◆ EXERCISE OBJECTIVE:
Reproduce every record exactly as it appears, but not the pictures.

+++ SOURCE INFORMATION

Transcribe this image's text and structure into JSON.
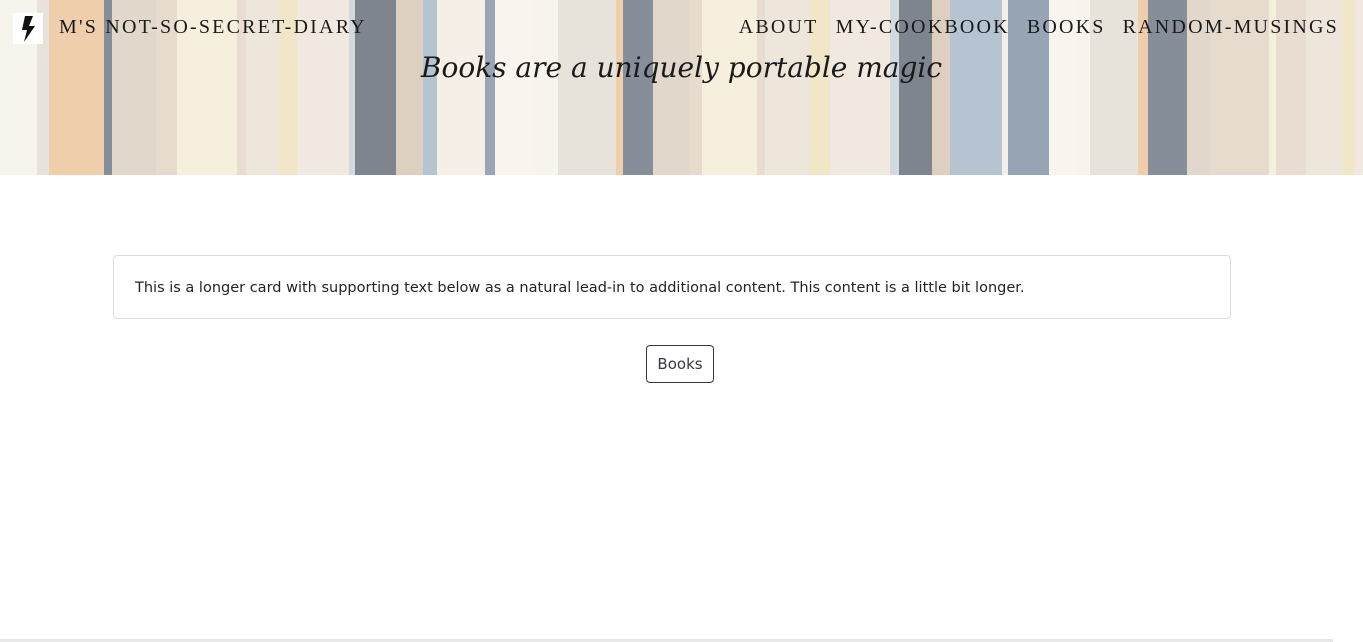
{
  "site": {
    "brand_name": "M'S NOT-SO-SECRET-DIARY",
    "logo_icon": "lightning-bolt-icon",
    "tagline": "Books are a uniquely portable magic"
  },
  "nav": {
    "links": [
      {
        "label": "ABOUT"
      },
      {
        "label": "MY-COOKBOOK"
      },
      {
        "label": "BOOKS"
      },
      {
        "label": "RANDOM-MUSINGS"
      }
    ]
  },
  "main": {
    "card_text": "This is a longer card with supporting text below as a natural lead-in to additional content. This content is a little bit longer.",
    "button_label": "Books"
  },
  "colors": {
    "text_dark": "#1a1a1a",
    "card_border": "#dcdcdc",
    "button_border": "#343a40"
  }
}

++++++

◆ ANSWER BOX:
Transcribe this image's text and structure into JSON.
{
  "site": {
    "brand_name": "M'S NOT-SO-SECRET-DIARY",
    "logo_icon": "lightning-bolt-icon",
    "tagline": "Books are a uniquely portable magic"
  },
  "nav": {
    "links": [
      {
        "label": "ABOUT"
      },
      {
        "label": "MY-COOKBOOK"
      },
      {
        "label": "BOOKS"
      },
      {
        "label": "RANDOM-MUSINGS"
      }
    ]
  },
  "main": {
    "card_text": "This is a longer card with supporting text below as a natural lead-in to additional content. This content is a little bit longer.",
    "button_label": "Books"
  },
  "colors": {
    "text_dark": "#1a1a1a",
    "card_border": "#dcdcdc",
    "button_border": "#343a40"
  }
}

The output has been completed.